“The least respected of today’s leaders are, of course, politicians. The public largely views them as craven and cowardly, pandering to polls and focus groups.” — Fareed Zakaria, 17 August, “The mealy-mouthed cowardice of America’s elites after Charlottesville.”
“It was a day of craven ignorance and cynicism that moved the presidency of the United States away from global leadership into a narrow little niche of ideological, political self-preservation.’’ — John Kerry, quoted by Matt Viser in the Boston Globe, 2 June, “Kerry says Trump’s decision was ‘a day of craven ignorance’” (on the U.S. withdrawal from the Paris Accord).
“Such a cravenly cynical quote — with its tacit acknowledgment that a major change in social policy was announced with partisan advantage in mind — is both breathtaking and scandalous.” — James Hohmann, 27 July, the Daily 202, “Growing GOP backlash to transgender troop ban underscores Trump’s political miscalculation.”
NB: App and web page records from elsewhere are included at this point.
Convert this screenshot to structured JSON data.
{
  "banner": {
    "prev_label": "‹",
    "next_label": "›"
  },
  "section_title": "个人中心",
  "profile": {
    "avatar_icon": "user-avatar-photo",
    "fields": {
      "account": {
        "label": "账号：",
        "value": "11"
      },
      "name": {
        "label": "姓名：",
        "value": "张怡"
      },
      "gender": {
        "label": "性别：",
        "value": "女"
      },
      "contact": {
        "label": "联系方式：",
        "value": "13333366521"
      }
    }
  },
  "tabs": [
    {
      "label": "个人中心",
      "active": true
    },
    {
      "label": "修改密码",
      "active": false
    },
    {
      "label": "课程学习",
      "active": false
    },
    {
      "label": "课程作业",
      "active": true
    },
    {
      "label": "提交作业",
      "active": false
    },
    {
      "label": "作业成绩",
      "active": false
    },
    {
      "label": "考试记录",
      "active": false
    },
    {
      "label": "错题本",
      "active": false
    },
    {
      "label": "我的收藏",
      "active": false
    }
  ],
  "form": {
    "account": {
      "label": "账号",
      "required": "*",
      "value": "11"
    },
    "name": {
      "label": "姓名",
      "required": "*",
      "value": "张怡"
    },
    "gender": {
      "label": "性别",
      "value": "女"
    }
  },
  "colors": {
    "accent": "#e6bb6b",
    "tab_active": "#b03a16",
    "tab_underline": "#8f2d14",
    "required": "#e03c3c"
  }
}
“But because the Trump Organization and related companies haven’t seen fit to produce their own goods in the United States, that means either their products aren’t the best or Trump is engaged in a craven manipulation of his fans. Or both.” — Sarah Posner, 17 July, the Plum Line, “Trump’s ‘Made in America’ week is a hypocritical joke.”
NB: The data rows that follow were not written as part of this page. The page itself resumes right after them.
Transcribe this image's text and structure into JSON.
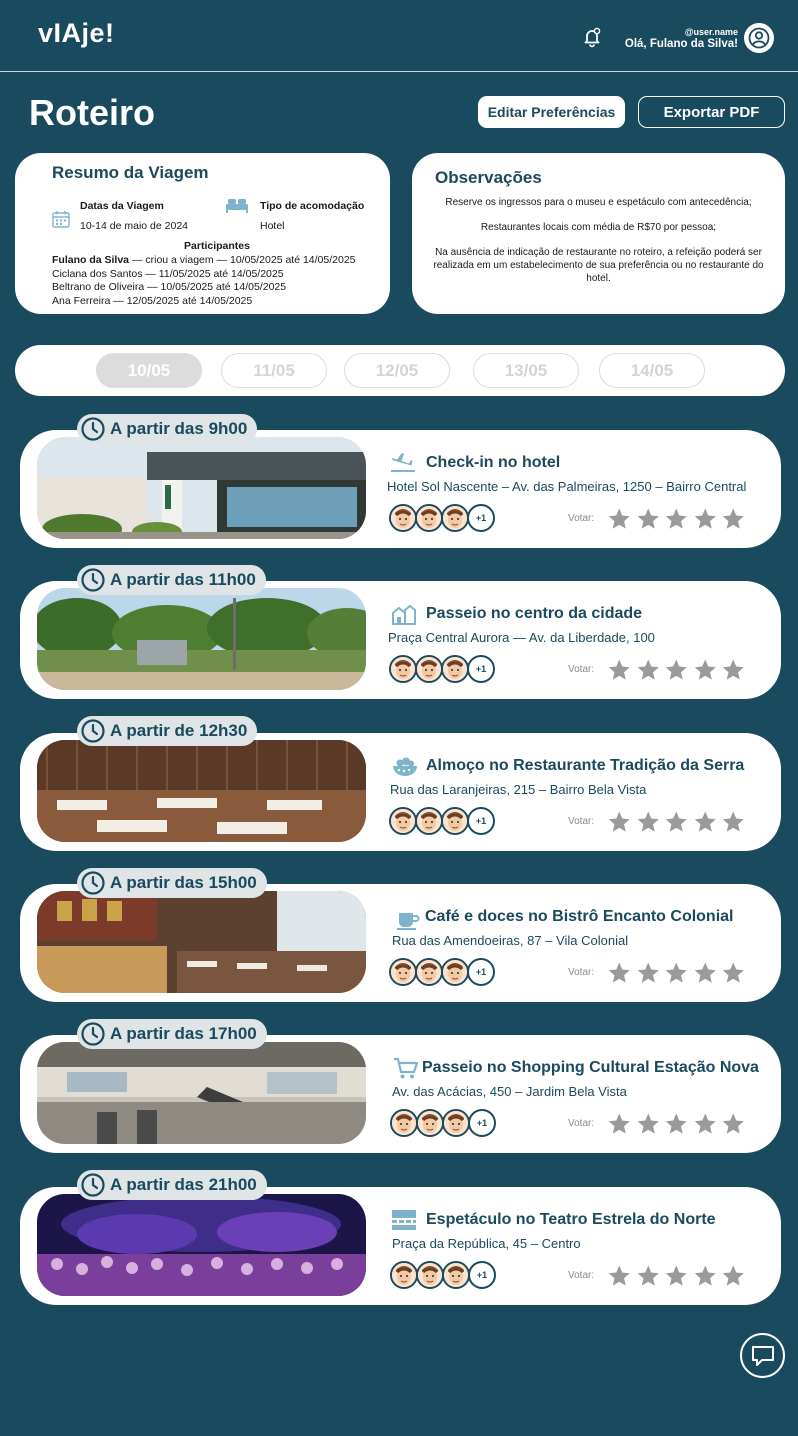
{
  "header": {
    "logo": "vIAje!",
    "username": "@user.name",
    "greeting": "Olá, Fulano da Silva!",
    "bell_icon": "bell-icon",
    "avatar_icon": "user-avatar-icon"
  },
  "page": {
    "title": "Roteiro",
    "edit_pref_label": "Editar Preferências",
    "export_pdf_label": "Exportar PDF"
  },
  "summary": {
    "title": "Resumo da Viagem",
    "dates_label": "Datas da Viagem",
    "dates_value": "10-14 de maio de 2024",
    "accommodation_label": "Tipo de acomodação",
    "accommodation_value": "Hotel",
    "participants_label": "Participantes",
    "participants": [
      {
        "name": "Fulano da Silva",
        "detail": " — criou a viagem — 10/05/2025 até 14/05/2025"
      },
      {
        "name": "",
        "detail": "Ciclana dos Santos — 11/05/2025 até 14/05/2025"
      },
      {
        "name": "",
        "detail": "Beltrano de Oliveira — 10/05/2025 até 14/05/2025"
      },
      {
        "name": "",
        "detail": "Ana Ferreira — 12/05/2025 até 14/05/2025"
      }
    ]
  },
  "observations": {
    "title": "Observações",
    "notes": [
      "Reserve os ingressos para o museu e espetáculo com antecedência;",
      "Restaurantes locais com média de R$70 por pessoa;",
      "Na ausência de indicação de restaurante no roteiro, a refeição poderá ser realizada em um estabelecimento de sua preferência ou no restaurante do hotel."
    ]
  },
  "dates": [
    "10/05",
    "11/05",
    "12/05",
    "13/05",
    "14/05"
  ],
  "selected_date": "10/05",
  "vote_label": "Votar:",
  "more_label": "+1",
  "events": [
    {
      "time": "A partir das 9h00",
      "title": "Check-in no hotel",
      "address": "Hotel Sol Nascente – Av. das Palmeiras, 1250 – Bairro Central",
      "icon": "airplane-landing-icon",
      "image": "hotel-photo"
    },
    {
      "time": "A partir das 11h00",
      "title": "Passeio no centro da cidade",
      "address": "Praça Central Aurora — Av. da Liberdade, 100",
      "icon": "city-buildings-icon",
      "image": "park-photo"
    },
    {
      "time": "A partir de 12h30",
      "title": "Almoço no Restaurante Tradição da Serra",
      "address": "Rua das Laranjeiras, 215 – Bairro Bela Vista",
      "icon": "food-bowl-icon",
      "image": "restaurant-photo"
    },
    {
      "time": "A partir das 15h00",
      "title": "Café e doces no Bistrô Encanto Colonial",
      "address": "Rua das Amendoeiras, 87 – Vila Colonial",
      "icon": "coffee-cup-icon",
      "image": "bistro-photo"
    },
    {
      "time": "A partir das 17h00",
      "title": "Passeio no Shopping Cultural Estação Nova",
      "address": "Av. das Acácias, 450 – Jardim Bela Vista",
      "icon": "shopping-cart-icon",
      "image": "mall-photo"
    },
    {
      "time": "A partir das 21h00",
      "title": "Espetáculo no Teatro  Estrela do Norte",
      "address": "Praça da República, 45 – Centro",
      "icon": "theater-stage-icon",
      "image": "theater-photo"
    }
  ],
  "colors": {
    "brand": "#1a4a5e",
    "star": "#9a9a9a",
    "badge": "#dfe4e7"
  }
}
It’s Posner’s use of craven in that last instance that nails the new definition (“cynicism manifest in naked manipulation to achieve a morally corrupt end” — J. Yacovissi), but it’s easy to sense the flavor that the word is taking on as it steeps in its new favorite-word status. Certainly, with politics squarely at the center of every one of these uses, the shift in meaning is not a big leap, since so much of politics appears to involve an abject fear of defeat that leads to all sorts of twisted manipulation.
(For an entire article that embodies this new definition of craven, read Amy Davidson Sorkin’s 24 July New Yorker article, “When Anthony Scaramucci fell in love with Donald Trump.")
What’s most fascinating to me is that we’ve all been drawn, somewhat independently, to the same word. Development of language is much like the development of case law: Once the first instance appears, subsequent ones point back to it as their definitive source.
I do wonder whether this particular shift has been made with the consent of, or due to the absence of, copyeditors. Will language change faster now that editing is less prevalent? Hmmm. Before we can say, we’ll need to collect another datum or two.